Some researchers believe that prayer helps patients, but their scientific study into the power of prayer didn't prove it.
Cardiologist Dr. Stephen Kopecky and other researchers followed 799 Mayo Clinic heart disease patients, half of whom were prayed for by others, although they didn't know it, and half of whom were not.
After six months, researchers found no significant differences between the two groups in the number of deaths, heart attacks, hospitalizations or strokes. The research is published Tuesday in the Mayo Clinic Proceedings, a journal published by the Mayo Clinic.
The findings drew immediate criticism as an attempt to measure God's will. Prayer and faith are deeply personal and the health benefits of prayer depend on the patient knowing about or participating in the prayers, said Dr. Greg Plotnikoff medical director of the Center for Spirituality and Healing at the University of Minnesota.
"I don't think we can randomize God," he said. "I don't believe we can truly understand God's will. And I don't think that prayer is another pharmaceutical agent."
Kopecky conceded that researchers were trying to measure things that humans may be incapable of measuring. But he said it's important to learn more about the effect of prayer on patients' health and well-being. After all, 97 percent of patients pray the night before they have heart surgery, he said.
"This is something people believe in, or at least they believe in it enough to do it," he said. "This is an important area to a lot of people."
Over the years, research on the effectiveness of prayer has produced mixed results - although generally the evidence indicates that it often does help. Kopecky said about 1,200 studies have examined what happens when people pray for themselves and what happens when they pray for others. He said that the majority found religious involvement and spirituality are linked to healthier lives.
Kopecky's study was conducted between July 1997 and October 1999. For half of the group, researchers assigned five people to pray for each patient at least once a week for 26 weeks. The other half of the study group had nobody assigned to pray. However, Kopecky conceded that researchers don't know if those patients had other people praying for them.
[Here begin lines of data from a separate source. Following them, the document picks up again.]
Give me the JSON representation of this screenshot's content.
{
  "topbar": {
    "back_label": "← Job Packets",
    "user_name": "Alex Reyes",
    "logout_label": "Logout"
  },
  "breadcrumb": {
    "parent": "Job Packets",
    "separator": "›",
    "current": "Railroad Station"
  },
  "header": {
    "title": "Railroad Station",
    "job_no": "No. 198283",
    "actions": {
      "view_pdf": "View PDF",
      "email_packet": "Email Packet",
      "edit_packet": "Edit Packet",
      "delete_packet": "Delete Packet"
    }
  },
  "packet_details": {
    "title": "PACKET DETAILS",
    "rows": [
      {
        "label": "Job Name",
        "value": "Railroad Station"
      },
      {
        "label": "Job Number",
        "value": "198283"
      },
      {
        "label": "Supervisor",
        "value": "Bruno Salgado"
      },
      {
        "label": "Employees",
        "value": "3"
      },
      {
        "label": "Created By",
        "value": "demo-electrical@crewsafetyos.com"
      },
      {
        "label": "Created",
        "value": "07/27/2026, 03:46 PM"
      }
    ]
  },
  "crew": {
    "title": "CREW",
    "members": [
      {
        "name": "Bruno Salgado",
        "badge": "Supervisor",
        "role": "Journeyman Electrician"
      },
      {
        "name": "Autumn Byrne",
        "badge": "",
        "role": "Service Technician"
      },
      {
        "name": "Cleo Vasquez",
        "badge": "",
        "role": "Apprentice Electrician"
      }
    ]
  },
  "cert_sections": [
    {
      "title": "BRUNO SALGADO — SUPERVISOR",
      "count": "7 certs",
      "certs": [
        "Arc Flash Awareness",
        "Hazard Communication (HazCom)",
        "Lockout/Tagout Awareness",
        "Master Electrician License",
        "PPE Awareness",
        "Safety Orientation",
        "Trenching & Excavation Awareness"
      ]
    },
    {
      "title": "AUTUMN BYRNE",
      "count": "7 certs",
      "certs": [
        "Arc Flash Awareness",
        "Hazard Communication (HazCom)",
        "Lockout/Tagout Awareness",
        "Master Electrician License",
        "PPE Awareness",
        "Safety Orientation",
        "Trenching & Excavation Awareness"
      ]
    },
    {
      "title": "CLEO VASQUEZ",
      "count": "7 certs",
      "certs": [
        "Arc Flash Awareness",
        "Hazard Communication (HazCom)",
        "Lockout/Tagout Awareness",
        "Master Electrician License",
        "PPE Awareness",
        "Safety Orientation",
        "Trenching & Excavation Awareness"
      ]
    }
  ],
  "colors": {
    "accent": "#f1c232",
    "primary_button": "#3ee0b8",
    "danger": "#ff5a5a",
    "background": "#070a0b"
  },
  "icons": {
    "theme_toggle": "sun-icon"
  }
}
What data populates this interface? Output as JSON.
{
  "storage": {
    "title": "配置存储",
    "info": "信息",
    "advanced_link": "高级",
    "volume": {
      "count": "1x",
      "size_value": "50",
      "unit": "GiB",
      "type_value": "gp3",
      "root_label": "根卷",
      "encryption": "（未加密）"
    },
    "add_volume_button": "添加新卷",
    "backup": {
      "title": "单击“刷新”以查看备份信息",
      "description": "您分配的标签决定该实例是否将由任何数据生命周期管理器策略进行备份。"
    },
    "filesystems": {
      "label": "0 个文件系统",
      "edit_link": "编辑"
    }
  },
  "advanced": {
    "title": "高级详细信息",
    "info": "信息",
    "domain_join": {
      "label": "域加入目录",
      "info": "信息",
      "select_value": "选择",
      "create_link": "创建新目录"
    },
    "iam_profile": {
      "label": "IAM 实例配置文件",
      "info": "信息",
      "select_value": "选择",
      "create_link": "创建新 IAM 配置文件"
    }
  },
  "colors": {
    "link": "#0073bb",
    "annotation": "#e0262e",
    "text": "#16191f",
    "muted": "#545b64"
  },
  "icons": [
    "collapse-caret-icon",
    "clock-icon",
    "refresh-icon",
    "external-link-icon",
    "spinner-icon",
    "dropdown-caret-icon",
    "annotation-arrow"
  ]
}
Researchers could discern no scientifically significant differences between the two groups. Even so, Kopecky said he found it intriguing that the patients who were prayed for fared slightly better overall. Of those in the prayer group, 25.6 percent experienced some negative outcome - death, a heart attack, rehospitalization or a visit to the emergency room - compared to 29.3 percent in the other group. Those differences were within the margin of error.
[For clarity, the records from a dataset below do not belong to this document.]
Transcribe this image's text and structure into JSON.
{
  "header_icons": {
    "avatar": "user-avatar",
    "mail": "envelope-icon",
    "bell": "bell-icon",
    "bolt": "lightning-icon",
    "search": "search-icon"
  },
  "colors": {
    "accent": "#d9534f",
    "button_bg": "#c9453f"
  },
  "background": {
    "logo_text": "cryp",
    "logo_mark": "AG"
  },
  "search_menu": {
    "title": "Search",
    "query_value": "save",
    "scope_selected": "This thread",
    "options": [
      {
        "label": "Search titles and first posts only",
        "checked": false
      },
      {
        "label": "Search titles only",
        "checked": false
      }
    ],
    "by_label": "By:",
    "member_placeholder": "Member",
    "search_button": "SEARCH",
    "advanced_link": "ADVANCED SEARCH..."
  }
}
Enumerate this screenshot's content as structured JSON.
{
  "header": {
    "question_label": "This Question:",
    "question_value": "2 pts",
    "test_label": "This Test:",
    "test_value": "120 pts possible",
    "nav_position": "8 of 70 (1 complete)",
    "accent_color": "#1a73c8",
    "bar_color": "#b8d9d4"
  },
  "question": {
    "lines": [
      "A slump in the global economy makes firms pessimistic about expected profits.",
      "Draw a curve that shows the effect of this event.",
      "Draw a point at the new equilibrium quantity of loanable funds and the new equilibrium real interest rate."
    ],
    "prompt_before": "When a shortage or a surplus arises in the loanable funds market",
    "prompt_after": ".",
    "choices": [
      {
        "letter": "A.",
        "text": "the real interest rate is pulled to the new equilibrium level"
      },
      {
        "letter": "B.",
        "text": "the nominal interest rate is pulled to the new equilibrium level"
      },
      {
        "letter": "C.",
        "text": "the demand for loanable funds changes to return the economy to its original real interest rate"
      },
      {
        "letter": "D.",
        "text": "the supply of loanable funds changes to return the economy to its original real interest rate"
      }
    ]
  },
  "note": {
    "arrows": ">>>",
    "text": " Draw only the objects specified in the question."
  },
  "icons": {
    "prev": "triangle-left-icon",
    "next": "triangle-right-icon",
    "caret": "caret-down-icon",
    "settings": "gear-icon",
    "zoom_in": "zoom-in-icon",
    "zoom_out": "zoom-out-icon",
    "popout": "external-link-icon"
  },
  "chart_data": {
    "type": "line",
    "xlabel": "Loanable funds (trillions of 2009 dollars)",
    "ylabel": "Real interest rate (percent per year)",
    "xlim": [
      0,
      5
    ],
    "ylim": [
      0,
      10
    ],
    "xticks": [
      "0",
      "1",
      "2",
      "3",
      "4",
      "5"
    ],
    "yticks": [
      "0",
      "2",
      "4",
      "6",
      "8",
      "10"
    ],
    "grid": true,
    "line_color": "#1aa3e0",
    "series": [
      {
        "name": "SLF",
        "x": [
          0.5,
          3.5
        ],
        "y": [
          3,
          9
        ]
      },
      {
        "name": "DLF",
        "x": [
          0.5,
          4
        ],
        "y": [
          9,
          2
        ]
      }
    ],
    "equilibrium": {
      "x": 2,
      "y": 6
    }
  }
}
Kopecky said he was surprised to see any variation.
"I thought this study would be an exact even wash - that everything would turn out the same" for both groups. "Even the fact that it didn't is impressive," he said.
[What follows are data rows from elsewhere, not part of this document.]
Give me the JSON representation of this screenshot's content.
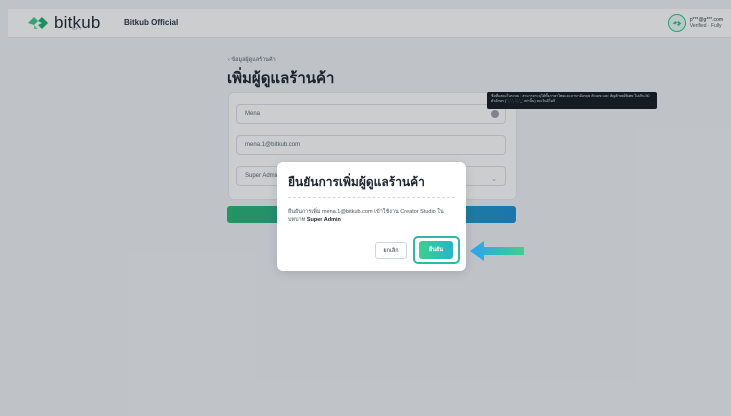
{
  "app": {
    "logo_text": "bitkub",
    "logo_sub": "NFT",
    "shop_name": "Bitkub Official",
    "account_email": "p***@g***.com",
    "account_role": "Verified · Fully"
  },
  "page": {
    "back_label": "ข้อมูลผู้ดูแลร้านค้า",
    "title": "เพิ่มผู้ดูแลร้านค้า"
  },
  "form": {
    "name_value": "Mena",
    "email_value": "mena.1@bitkub.com",
    "role_value": "Super Admin"
  },
  "tooltip": {
    "text": "ชื่อที่แสดงในระบบ : สามารถระบุได้ทั้งภาษาไทยและภาษาอังกฤษ ตัวเลข และ สัญลักษณ์พิเศษ ไม่เกิน 50 ตัวอักษร (' ', '.', '-', '_' เท่านั้น) ยกเว้นอิโมจิ"
  },
  "dialog": {
    "title": "ยืนยันการเพิ่มผู้ดูแลร้านค้า",
    "body_prefix": "ยืนยันการเพิ่ม",
    "body_email": "mena.1@bitkub.com",
    "body_middle": "เข้าใช้งาน Creator Studio ในบทบาท",
    "body_role": "Super Admin",
    "cancel_label": "ยกเลิก",
    "confirm_label": "ยืนยัน"
  },
  "colors": {
    "accent_green": "#2bb673",
    "accent_blue": "#1e8fd6",
    "arrow_blue": "#3aa0e8"
  }
}
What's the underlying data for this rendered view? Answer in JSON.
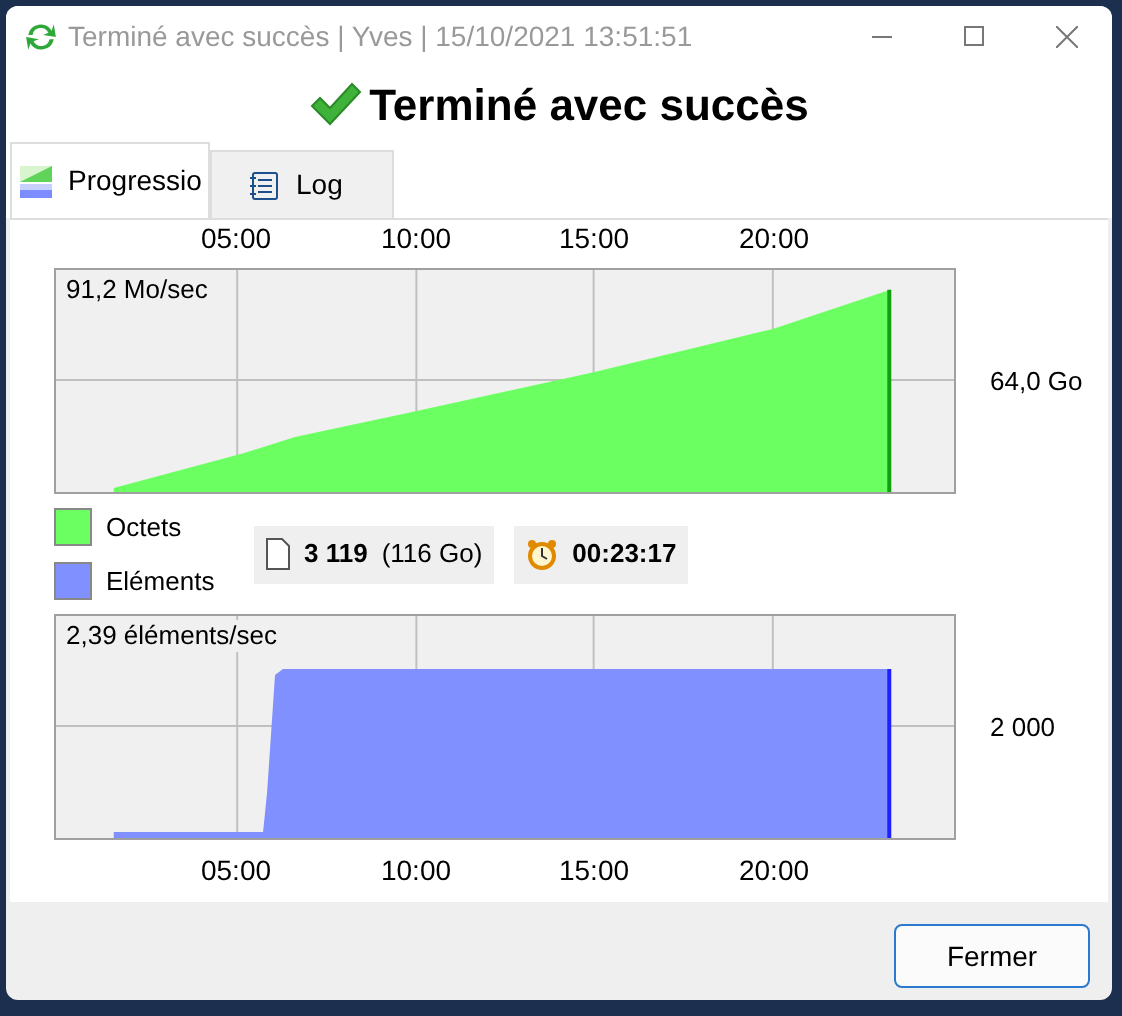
{
  "window": {
    "title": "Terminé avec succès | Yves | 15/10/2021 13:51:51"
  },
  "heading": "Terminé avec succès",
  "tabs": [
    {
      "label": "Progressio",
      "kind": "chart",
      "selected": true
    },
    {
      "label": "Log",
      "kind": "log",
      "selected": false
    }
  ],
  "chart_top": {
    "rate": "91,2 Mo/sec",
    "y_label": "64,0 Go",
    "x_ticks": [
      "05:00",
      "10:00",
      "15:00",
      "20:00"
    ]
  },
  "legend": [
    {
      "label": "Octets",
      "color": "#6cff62"
    },
    {
      "label": "Eléments",
      "color": "#8090ff"
    }
  ],
  "stats": [
    {
      "kind": "files",
      "value": "3 119",
      "detail": "(116 Go)"
    },
    {
      "kind": "time",
      "value": "00:23:17"
    }
  ],
  "chart_bottom": {
    "rate": "2,39 éléments/sec",
    "y_label": "2 000",
    "x_ticks": [
      "05:00",
      "10:00",
      "15:00",
      "20:00"
    ]
  },
  "buttons": [
    {
      "label": "Fermer"
    }
  ]
}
He has some important caveats about this research. It did not prove that prayer is useless - and it did not measure the power of God, he said.